══ Entries shown ══

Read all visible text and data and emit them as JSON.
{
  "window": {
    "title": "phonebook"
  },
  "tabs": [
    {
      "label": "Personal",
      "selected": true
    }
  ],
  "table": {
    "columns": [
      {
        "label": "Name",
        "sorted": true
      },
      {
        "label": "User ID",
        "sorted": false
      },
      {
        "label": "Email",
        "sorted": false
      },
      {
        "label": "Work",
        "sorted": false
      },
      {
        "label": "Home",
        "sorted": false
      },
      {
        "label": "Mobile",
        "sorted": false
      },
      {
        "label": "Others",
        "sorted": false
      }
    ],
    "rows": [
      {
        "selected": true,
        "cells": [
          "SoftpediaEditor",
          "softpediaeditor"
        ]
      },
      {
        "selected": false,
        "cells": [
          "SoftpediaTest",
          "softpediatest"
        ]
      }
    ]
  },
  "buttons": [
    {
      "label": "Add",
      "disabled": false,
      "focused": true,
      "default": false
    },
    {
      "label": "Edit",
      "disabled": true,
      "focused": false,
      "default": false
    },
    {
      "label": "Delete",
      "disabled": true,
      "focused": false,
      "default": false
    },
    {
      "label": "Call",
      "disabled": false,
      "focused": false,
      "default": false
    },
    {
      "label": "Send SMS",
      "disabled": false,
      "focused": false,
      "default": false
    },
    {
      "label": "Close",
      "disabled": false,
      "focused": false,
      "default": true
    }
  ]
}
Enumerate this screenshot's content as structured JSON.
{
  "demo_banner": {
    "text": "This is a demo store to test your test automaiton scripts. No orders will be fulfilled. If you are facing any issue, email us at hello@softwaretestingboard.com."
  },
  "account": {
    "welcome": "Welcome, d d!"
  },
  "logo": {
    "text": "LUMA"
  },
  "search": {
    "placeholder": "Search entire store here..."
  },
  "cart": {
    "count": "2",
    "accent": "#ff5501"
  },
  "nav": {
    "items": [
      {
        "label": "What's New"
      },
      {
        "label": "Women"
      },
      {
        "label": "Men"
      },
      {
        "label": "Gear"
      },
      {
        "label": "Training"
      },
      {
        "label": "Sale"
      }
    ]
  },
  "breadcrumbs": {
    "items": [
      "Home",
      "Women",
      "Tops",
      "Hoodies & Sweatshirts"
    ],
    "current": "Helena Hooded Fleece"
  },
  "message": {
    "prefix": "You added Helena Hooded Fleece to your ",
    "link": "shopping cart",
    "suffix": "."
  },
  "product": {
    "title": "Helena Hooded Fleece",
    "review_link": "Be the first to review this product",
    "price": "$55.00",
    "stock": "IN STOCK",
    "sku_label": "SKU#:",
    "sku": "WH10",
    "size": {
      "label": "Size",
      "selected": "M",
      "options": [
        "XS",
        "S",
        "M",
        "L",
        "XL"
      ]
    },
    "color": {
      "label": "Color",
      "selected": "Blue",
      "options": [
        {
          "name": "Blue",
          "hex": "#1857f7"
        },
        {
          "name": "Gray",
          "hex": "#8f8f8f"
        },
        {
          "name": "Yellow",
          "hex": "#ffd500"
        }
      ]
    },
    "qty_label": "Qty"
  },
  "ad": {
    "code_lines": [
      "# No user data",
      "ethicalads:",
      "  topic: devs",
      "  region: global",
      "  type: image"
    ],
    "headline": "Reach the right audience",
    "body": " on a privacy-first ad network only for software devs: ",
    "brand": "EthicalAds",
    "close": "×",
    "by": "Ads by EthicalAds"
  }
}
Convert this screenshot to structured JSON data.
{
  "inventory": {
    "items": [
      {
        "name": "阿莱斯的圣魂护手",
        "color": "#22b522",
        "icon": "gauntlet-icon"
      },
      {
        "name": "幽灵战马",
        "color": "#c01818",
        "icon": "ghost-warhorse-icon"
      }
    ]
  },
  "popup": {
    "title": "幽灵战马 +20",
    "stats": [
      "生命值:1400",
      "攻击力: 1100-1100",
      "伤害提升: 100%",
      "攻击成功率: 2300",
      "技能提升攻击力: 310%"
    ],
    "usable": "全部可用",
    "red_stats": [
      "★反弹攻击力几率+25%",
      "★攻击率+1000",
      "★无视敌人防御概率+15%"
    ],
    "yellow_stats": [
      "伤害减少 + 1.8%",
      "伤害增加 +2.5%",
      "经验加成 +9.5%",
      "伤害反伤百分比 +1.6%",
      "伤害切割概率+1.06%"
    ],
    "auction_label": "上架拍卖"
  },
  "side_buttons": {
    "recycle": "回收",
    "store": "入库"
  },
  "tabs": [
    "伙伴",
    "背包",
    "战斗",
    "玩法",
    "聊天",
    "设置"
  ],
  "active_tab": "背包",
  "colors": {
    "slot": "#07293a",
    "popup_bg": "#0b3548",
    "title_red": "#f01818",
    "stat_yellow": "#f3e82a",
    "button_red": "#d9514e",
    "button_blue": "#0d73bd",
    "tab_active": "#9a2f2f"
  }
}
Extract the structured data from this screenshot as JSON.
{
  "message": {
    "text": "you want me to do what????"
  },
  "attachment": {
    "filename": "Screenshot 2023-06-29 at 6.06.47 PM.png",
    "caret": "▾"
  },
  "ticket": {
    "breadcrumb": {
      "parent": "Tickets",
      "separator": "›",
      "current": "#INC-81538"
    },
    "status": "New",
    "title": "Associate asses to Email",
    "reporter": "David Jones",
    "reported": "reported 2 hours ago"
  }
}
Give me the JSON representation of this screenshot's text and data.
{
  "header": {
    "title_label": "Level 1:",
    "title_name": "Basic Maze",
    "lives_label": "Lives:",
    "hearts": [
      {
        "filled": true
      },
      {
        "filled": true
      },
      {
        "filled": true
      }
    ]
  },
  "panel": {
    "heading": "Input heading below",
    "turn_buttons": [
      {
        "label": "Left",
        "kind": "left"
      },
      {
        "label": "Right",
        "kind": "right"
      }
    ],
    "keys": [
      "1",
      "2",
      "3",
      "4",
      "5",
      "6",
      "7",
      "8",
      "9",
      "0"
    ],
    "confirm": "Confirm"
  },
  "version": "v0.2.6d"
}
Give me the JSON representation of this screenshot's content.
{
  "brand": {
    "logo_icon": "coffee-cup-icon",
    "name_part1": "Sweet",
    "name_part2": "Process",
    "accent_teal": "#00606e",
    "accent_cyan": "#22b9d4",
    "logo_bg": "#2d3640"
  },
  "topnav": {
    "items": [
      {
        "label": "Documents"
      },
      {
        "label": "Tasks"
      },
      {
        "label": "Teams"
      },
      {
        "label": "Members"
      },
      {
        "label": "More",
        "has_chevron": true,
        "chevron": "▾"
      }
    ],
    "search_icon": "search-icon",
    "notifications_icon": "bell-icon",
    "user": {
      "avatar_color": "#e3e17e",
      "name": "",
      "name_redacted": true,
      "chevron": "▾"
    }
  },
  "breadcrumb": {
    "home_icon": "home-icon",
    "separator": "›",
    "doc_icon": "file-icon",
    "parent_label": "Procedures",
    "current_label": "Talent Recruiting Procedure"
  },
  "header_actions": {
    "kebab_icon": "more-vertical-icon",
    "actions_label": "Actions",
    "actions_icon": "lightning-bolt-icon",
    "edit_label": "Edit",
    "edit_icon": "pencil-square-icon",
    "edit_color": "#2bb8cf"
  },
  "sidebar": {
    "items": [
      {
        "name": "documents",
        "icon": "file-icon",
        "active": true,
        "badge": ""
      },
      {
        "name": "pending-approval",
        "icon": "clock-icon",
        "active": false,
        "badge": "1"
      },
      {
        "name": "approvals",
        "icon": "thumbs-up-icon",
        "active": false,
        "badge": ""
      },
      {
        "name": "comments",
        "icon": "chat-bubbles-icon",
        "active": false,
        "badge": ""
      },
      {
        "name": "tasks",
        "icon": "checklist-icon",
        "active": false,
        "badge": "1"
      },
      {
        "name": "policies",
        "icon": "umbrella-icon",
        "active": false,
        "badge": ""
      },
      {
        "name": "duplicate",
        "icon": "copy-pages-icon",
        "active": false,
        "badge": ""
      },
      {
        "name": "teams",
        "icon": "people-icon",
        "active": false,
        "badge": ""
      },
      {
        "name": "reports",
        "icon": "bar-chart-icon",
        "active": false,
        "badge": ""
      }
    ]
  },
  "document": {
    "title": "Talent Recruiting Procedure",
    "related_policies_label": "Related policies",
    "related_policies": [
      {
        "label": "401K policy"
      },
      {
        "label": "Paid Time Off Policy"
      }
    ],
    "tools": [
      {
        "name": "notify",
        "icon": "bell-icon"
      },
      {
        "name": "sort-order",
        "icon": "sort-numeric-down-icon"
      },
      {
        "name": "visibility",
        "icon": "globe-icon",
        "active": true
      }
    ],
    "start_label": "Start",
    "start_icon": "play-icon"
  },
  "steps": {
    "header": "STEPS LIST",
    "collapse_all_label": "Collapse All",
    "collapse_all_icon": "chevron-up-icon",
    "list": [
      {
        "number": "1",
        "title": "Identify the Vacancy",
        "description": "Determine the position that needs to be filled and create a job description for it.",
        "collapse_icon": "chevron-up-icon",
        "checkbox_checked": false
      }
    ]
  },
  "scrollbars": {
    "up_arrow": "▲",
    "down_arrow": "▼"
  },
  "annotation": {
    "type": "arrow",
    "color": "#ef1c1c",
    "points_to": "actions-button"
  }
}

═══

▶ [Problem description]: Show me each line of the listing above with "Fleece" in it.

▶ [Answer below]:
    "current": "Helena Hooded Fleece"
    "prefix": "You added Helena Hooded Fleece to your ",
    "title": "Helena Hooded Fleece",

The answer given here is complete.